What Science Really Tells Us About Gender

August 7 4 min read

Even before we’re born, gender is inscribed unto us. Imposed. We want to know what kinds of clothes to buy for the new human entering the world, how to paint the walls of their nursery or what name we should give them. We inscribe expectations upon their body and their future. We do this each time we see an ultrasound or go to a gender reveal party and we do it without even noticing. As a society, we are assigning gender to someone without their consent. We are defining their whole life based on how their genitals look. If it’s a penis, he will be a man and he will wear blue. If it’s a vulva, she will be a woman and she will wear pink. If it is something undefined, then it must be corrected.



But genitals themselves don’t tell you anything about the person. Neither sex nor gender is binary; it’s a spectrum, a social construct.


We often get confused when we talk about gender, so I like to make this distinction: there’s sex (which is assigned at birth and can be either female, male or intersex), gender identity and gender expression. There’s a difference between how you identify and how you present to others. I can identify as non-binary and express my gender as stereotypically masculine, and that doesn’t mean I am no longer non-binary; just as there are people who identify as male and express their gender as stereotypically feminine. The way you express yourself doesn’t have to align with how you understand your gender.

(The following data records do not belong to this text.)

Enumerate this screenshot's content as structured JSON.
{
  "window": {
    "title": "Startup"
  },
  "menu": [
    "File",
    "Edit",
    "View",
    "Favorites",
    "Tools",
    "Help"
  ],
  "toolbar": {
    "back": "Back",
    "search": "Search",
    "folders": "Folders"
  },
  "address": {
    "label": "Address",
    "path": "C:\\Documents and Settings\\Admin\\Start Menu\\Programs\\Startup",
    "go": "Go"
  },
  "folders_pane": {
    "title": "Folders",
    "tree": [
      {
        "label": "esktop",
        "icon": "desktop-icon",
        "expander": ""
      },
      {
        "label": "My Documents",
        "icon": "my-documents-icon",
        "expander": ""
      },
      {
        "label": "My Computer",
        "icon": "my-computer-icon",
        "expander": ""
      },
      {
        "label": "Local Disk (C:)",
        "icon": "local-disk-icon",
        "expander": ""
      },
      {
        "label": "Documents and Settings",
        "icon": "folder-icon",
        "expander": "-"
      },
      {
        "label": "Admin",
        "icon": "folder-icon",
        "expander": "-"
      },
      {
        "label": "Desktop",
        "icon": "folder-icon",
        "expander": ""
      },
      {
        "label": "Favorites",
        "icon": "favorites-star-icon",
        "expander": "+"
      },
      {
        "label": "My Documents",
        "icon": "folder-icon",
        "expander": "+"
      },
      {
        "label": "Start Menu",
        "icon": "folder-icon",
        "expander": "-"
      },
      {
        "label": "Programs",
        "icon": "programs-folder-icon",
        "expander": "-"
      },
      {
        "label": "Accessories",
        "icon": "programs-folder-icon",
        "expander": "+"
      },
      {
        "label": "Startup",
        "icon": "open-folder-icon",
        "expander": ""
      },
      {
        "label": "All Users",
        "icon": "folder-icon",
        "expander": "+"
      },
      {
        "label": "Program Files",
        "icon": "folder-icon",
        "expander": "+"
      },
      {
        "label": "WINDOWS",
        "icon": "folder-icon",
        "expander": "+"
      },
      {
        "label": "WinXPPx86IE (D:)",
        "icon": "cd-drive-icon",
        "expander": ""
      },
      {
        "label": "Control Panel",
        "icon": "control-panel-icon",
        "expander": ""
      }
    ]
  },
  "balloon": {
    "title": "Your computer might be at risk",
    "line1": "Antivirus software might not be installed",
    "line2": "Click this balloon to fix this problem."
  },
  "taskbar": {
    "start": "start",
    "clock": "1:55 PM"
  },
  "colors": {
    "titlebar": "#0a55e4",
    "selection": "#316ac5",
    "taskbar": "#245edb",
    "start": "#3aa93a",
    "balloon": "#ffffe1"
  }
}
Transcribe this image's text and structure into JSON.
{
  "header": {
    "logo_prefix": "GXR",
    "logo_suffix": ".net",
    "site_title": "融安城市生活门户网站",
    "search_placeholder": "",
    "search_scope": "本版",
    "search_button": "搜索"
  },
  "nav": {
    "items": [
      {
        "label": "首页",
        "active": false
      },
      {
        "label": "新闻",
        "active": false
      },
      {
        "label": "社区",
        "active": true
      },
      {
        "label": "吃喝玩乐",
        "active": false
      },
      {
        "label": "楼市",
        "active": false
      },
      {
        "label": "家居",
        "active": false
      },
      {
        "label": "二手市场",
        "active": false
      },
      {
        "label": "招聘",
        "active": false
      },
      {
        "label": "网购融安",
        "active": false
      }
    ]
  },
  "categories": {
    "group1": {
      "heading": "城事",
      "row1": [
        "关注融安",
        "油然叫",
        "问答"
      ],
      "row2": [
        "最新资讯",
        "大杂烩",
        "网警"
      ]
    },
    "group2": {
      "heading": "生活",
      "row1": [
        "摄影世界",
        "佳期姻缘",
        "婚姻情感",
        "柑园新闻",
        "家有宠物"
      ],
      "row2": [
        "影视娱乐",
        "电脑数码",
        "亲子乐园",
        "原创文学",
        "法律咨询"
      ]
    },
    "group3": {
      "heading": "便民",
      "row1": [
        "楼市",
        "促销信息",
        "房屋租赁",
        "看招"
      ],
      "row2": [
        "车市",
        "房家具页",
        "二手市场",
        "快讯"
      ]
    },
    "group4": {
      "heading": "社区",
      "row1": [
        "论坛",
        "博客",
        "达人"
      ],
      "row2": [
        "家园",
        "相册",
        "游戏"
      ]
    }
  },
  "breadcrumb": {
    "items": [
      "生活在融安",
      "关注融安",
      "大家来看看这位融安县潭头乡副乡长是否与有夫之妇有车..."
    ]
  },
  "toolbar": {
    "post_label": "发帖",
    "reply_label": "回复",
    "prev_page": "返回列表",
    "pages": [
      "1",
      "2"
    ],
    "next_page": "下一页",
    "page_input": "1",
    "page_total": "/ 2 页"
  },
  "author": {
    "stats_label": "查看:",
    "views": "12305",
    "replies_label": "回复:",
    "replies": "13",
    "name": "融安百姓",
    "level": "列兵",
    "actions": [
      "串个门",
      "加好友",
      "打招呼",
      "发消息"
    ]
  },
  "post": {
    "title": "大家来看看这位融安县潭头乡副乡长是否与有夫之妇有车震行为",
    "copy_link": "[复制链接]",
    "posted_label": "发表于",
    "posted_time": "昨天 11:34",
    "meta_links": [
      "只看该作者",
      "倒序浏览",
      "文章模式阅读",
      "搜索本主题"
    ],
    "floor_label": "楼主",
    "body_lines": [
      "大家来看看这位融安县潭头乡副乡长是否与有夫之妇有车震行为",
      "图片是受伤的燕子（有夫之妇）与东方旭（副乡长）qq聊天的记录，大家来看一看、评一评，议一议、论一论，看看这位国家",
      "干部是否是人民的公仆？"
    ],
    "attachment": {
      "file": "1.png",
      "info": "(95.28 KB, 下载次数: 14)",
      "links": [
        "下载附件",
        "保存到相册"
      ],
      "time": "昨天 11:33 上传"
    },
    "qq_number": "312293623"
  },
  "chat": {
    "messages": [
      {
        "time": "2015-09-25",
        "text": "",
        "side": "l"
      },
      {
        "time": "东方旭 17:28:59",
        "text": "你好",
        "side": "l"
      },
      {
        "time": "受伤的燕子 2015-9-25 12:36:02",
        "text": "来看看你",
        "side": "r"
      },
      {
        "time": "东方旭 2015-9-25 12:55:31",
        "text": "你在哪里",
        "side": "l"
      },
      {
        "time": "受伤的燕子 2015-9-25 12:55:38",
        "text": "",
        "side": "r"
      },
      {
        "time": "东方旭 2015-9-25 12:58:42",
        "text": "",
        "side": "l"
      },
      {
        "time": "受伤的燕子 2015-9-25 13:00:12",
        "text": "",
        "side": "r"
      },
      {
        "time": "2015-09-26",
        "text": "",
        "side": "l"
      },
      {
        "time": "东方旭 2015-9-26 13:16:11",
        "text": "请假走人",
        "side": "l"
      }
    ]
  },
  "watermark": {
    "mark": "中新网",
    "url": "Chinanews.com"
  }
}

Biological sex is much more complex than we think. There are seven areas of biological sex that express themselves in different variations: genitalia, chromosomes (XX, XY, X, XYY, etc), gonads (testicles/ovaries), internal sex organs, hormone production, hormone response and sex characteristics (such as body hair or development of breasts).



With this in mind, we can see that sex and gender are more like fifty shades of grey rather than confining all 7.8 billion people on the planet to two boring boxes.


Medicine and science are not exempt from bias and, even if it hurts to admit it, science is loaded with subjectivity from whoever produces it;  it is far from objective. For this reason, among many violations that have happened in the name of science, medicine has pathologized intersex people. Intersex people represent the same percentage as redhead people in the world (around 2% of the population), regardless, medicine describes them as defective, as people who are sick and should be corrected. Science has failed to comprehend their existence in this world: it violates their bodies through surgeries that claim to be, “what is better for their health”, but are only designed to fit them into a norm we humans have built.



While this is happening around the world to intersex people, trans people are experiencing something similar: we are being violated in the name of science. While they are forced to undergo sex assignment surgeries and invasive treatments (many times without their informed consent), medicine denies us the right to decide about our bodies and denies us access to surgeries and HRT (Hormone Replacement Therapy),  all of this suffering is excused based on the binary idea of biological sex.


An entire narrative has been built on “scientific evidence” about how our human bodies should be. But the reality is that the human experience is much more complex than the story we’ve been told. 


Yes, sex and gender seem to go hand in hand, but only because these stereotypes have been repeated throughout the years. The truth is,  no one experiences gender the same way: it is not the same to be a woman in Mexico as it is to be one in Germany, just like it is not the same to be a white man as it is to be a black man. Even in the same household, siblings experience gender very differently from one another. We can unlearn the things that have been taught. We can create other ways to comprehend our bodies and allow ourselves and others to explore it as we so desire.


The moment we understand that humans are biologically diverse, we will also understand that gender is. Forget 'the future is non-binary'; the fact is: humans never were.

Dante Ureta
« Dante is a 23 year old non binary trans masculine person. He started Hormone Replacement Therapy (HRT) one year ago and he has decided to live his transition publicly on social media to contribute to the lack of information about trans and non-binary people in Mexico. He’s a psychologist in training and he has worked with Impulso Trans A.C., a non-profit or political civil association based in Guadalajara, Jal., The objectives of the association are to advise, inform and accompany trans people in their transition processes." » All posts →